Monday, February 20, 2006

“E.T.” Is Barred From Mediation!

Well, not exactly the real “E.T.” [the real E.T.?]– the concept is there however according to this article in The Birmingham News. A U.S. District Court Judge [not in Florida] ordered all parties [HealthSouth, investors and insurers] to stay at a mediation session until the mediator releases them. The Judge also ordered that the “designated client representative of each defendant shall have absolute authority to settle without the need to phone home for additional authority.”

Florida Rules of Civil Procedure, Rule 1.720(b), Mediation Procedures – Sanctions for Failure to Appear, requires, among others, the appearance of the party or its representative having full authority to settle without further consultation or a representative of the insurance carrier for any insured party who is not such carrier’s outside counsel and who has full authority to settle up to the amount of the plaintiff’s last demand or policy limits, whichever is less, without further consultation.

So, the Judge’s order on the issue of authority to settle is consistent with the above rule. However, what do you think about that part of the order that requires the parties to stay in mediation until released by the mediator? Any ethical dilemmas here? How do you balance the mediator’s responsibilities to the court with the mediator’s responsibilities to the parties?

What about Florida Rules for Certified and Court-Appointed Mediators, Rule 10.420(b), Conduct of Mediation, Adjournment or Termination?

A mediator shall:

(1) adjourn the mediation upon agreement of the parties;

(2) adjourn or terminate any mediation which, if continued, would result in unreasonable emotional or monetary costs to the parties;

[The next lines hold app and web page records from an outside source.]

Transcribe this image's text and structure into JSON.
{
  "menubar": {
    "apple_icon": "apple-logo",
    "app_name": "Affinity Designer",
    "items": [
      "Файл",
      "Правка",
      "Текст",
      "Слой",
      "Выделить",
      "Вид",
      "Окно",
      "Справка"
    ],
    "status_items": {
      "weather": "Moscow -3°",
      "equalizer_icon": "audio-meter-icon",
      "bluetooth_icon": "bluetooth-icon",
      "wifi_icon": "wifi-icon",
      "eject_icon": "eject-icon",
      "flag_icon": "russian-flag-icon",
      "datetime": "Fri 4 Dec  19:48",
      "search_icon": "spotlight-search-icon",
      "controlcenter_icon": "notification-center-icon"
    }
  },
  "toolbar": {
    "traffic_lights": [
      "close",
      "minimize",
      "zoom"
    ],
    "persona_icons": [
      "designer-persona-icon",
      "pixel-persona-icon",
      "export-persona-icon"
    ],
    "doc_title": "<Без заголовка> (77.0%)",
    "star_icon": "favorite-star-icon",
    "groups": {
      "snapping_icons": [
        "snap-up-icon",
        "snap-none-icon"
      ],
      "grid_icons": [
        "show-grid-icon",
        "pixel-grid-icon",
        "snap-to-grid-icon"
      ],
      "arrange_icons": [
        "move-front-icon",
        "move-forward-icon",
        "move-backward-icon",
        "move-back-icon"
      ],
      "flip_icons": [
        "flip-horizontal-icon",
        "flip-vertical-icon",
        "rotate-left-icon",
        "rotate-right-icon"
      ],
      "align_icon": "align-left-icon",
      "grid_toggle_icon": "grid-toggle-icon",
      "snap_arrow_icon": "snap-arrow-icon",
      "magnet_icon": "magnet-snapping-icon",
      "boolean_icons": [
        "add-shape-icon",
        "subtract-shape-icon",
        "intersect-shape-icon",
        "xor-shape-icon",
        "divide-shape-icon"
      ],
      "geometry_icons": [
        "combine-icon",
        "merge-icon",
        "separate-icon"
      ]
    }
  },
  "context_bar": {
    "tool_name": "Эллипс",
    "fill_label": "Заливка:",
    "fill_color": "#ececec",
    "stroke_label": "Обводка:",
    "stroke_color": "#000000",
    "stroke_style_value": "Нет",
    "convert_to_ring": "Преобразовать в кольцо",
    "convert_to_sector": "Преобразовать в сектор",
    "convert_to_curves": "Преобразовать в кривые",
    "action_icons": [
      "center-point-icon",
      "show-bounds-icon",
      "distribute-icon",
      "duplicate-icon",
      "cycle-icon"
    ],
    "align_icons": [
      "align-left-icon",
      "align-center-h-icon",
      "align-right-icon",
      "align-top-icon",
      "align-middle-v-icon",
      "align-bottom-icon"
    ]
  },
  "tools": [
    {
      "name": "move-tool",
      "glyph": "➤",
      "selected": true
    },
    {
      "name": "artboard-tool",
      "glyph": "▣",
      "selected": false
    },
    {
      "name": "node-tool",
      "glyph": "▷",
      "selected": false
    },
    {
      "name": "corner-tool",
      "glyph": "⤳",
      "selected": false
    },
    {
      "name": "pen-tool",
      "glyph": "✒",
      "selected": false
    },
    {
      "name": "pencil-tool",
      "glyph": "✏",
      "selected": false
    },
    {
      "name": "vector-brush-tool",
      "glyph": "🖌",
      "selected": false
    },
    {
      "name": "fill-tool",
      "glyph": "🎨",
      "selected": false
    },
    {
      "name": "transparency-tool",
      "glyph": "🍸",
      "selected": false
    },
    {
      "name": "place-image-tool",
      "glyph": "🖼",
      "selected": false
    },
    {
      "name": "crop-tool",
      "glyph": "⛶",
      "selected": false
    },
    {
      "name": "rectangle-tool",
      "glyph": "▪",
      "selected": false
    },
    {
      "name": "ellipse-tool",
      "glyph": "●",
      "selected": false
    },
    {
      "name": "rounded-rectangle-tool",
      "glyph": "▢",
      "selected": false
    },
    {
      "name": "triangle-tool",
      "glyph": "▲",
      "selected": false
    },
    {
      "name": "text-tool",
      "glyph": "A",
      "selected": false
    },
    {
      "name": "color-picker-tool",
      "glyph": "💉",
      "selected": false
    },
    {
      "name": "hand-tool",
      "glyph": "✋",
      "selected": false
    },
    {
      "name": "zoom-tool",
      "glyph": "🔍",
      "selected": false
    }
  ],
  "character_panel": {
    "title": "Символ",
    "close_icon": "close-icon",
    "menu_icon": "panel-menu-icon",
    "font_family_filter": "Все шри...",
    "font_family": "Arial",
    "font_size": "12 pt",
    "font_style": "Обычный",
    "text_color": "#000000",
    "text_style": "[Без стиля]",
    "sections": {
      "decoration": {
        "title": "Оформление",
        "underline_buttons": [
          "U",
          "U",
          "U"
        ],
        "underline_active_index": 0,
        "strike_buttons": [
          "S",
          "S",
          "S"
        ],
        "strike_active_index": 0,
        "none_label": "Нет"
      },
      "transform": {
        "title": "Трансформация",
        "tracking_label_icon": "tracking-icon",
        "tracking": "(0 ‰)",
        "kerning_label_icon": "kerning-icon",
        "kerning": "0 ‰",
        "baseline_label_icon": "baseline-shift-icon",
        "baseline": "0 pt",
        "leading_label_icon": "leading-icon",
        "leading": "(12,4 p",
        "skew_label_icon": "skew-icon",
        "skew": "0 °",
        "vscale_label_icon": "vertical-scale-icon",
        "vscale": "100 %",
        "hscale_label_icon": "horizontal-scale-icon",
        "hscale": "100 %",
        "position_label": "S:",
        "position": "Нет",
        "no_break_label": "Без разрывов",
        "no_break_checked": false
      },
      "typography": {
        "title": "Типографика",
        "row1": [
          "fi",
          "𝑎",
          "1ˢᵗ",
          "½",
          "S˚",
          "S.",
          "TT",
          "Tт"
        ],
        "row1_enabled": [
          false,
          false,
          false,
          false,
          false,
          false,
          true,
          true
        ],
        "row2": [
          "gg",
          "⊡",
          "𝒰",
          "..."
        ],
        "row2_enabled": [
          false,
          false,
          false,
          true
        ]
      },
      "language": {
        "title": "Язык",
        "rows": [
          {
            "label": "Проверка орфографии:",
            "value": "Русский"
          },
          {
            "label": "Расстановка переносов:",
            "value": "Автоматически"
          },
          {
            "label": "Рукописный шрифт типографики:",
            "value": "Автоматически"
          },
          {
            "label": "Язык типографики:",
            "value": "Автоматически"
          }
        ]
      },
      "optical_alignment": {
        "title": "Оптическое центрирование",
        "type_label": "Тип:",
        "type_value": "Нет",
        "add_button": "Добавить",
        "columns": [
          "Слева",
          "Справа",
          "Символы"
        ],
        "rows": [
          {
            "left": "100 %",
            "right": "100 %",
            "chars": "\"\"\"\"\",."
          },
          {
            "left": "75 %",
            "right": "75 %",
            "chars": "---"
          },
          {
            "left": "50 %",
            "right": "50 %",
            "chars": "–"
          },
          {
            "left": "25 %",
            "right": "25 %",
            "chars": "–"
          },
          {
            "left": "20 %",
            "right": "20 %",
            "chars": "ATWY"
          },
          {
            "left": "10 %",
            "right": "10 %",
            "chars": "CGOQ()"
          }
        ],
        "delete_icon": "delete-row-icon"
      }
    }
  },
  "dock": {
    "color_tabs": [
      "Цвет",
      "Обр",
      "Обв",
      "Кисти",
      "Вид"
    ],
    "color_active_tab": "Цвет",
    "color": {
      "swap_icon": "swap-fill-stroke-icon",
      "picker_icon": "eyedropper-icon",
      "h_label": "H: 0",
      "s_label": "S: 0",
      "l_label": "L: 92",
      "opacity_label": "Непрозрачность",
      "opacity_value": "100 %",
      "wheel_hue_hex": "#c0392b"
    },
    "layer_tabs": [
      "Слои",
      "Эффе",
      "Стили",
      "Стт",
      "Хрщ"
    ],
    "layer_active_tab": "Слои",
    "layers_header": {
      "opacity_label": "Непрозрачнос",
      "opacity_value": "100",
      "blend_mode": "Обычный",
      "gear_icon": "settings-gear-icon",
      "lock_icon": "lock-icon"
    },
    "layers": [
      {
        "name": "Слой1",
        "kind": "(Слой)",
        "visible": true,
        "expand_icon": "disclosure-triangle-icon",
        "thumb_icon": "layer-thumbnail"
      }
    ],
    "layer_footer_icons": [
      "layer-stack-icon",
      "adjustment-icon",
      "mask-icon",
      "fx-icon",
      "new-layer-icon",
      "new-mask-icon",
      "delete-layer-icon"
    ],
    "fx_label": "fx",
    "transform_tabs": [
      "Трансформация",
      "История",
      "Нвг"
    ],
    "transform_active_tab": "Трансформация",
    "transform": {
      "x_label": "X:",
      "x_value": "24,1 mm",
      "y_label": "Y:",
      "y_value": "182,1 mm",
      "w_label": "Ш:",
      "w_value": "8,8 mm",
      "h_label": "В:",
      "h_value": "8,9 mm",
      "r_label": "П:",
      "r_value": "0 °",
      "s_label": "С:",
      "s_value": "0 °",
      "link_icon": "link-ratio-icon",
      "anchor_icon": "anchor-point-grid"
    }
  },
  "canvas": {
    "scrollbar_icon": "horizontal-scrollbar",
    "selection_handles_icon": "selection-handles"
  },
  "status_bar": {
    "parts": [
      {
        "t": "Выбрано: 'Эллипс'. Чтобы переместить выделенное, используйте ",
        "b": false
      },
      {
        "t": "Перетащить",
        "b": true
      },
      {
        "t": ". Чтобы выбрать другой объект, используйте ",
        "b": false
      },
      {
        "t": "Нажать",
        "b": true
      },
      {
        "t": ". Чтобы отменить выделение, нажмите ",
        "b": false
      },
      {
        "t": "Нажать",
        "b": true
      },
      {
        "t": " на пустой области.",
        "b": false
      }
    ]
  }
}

(3) adjourn or terminate the mediation if the mediator believes the case is unsuitable for mediation or any party is unable or unwilling to participate meaningfully in the process;

(4) terminate a mediation entailing fraud, duress, the absence of bargaining ability, or unconscionability; and

(5) terminate any mediation if the physical safety of any person is endangered by the continuation of mediation.

After considering this rule, would you mediate under this order or would you decline the appointment?

To email me, click Perry S. Itkin.